China is a perfect example. Their government has allocated billions of dollars over the last couple of decades toward gaining control of the rare earths and lithium markets — both of which play a critical role in defense, technology, and EVs.
Conversely, the United States has been burying its head in the sand when it comes to mining and has instead focused on the internet, broadband, and the cloud with almost ZERO attention to the basic productive capacity of critical metals.
Exacerbating things is the fact that people all over the world are using more energy than ever before.
Plus, a lot of the things we think of as “green” like cell phones and laptops, in reality, aren’t green at all since most of the energy consumed is still powered by fossil fuels.
The mining of Bitcoin and other cryptocurrencies is yet another poignant example of something seemingly green that in actuality requires vast amounts of energy primarily fueled by oil and coal.
So… we find ourselves at a proverbial crossroads when it comes to the electrification-of-everything as we weigh the benefits of technology versus the release of greenhouse gas emissions into our atmosphere.
With $100-plus per barrel oil and gasoline prices at record highs across the US already… we simply cannot afford to make a mistake when it comes to our energy future.
Billions upon billions of people using more and more energy at a time of dwindling commodities capacity is a scary premise indeed… but it’s a hard truth we need to prepare for in an ever-connected world.
Renewables — such as wind, solar, geothermal, and hydro — are an important first step.
But we also need to think about the fact that solar fields require vast amounts of land. Wind turbines also take up a ton of real estate and make an audible “whirring” sound that most of us don’t want to live within earshot of.
Not to mention the fact that the sun isn’t always shining and the wind isn’t always blowing.
There are also storage concerns for the energy that’s produced but isn’t used up in real time. And we have an aging energy grid that’s antiquated, vulnerable, and unreliable; think of the recent brownout headlines across much of Texas!
The bottom line is that the green energy transition is neither going to be as quick nor as easy as the pundits on TV have been telling us.
And that brings us to uranium.
What the world needs is clean, carbon-emission-free “baseload” power. And nuclear energy, powered by uranium — or “yellowcake” as it is commonly referred — will continue to play an ever-increasing role.
Nuclear power currently provides about 20% of US electricity — enough to power one-in-five American homes.
Yet, more importantly… nuclear power provides almost 50% of America’s clean, carbon-free electricity.
To that end, the US government is redoubling its efforts to revitalize America’s once-dominant uranium sector.

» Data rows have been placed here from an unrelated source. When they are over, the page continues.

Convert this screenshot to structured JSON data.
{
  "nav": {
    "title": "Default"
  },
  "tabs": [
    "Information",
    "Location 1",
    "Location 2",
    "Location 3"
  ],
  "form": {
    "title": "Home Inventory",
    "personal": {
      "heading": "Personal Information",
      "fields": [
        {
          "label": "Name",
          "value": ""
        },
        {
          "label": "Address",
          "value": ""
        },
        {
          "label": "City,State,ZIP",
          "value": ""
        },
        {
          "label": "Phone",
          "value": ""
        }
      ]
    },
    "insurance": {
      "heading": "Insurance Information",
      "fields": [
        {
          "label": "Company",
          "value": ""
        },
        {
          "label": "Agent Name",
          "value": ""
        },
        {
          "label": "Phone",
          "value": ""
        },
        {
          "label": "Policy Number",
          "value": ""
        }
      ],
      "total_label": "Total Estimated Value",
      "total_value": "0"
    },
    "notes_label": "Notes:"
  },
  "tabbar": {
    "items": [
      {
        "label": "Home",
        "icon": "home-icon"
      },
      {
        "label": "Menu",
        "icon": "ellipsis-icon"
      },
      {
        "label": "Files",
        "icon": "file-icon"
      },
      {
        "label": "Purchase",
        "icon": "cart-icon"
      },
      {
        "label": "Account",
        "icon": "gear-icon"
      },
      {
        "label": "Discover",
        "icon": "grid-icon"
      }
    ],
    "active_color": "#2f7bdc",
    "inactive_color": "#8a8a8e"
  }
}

The Biden administration is currently seeking congressional approval for $4.3 billion to buy domestically sourced uranium.
And while most commodities are down, uranium is holding up exceptionally well near the $50 per pound mark — a huge jump from where it was just a couple of years ago.

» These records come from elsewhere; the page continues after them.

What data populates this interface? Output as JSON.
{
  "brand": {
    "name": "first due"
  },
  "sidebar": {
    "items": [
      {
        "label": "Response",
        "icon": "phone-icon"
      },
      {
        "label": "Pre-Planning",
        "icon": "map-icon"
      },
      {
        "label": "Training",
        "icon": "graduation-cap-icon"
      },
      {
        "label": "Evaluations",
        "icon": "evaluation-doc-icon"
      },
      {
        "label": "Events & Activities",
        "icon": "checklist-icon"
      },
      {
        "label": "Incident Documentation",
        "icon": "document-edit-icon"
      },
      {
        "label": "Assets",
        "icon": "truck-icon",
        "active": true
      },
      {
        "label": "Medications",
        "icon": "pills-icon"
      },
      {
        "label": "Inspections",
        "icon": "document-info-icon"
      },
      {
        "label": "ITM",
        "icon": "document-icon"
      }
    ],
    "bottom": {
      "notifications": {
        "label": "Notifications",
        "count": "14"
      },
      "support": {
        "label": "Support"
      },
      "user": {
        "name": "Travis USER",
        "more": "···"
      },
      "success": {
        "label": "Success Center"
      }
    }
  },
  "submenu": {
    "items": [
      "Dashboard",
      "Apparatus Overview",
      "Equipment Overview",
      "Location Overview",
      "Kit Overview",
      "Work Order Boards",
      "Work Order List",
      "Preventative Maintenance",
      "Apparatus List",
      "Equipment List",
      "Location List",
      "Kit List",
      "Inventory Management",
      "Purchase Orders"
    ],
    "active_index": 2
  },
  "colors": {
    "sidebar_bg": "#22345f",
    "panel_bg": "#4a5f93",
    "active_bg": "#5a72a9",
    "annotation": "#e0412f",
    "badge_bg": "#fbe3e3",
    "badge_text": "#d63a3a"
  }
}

Our own Gerardo Del Real of Junior Resource Monthly knows this.
And as a mining stock expert with a lengthy track record of success, he also understands the importance of grade and tonnage when it comes to mineral exploration projects — whether that’s base metals, precious metals, or green energy metals like lithium and uranium.
He currently has his eye on a little-known uranium miner that has amassed an industry-leading portfolio of uranium exploration and development-stage projects across the western United States.
Few people know about this stock… so the timing, really, could not be any better.
Gerardo also has a keen understanding of the intricacies of the global supply chain and the race among nations to secure the specialty metals required for the green energy transition; he shares his Top-Picks right here.
Editor, Daily Profit Cycle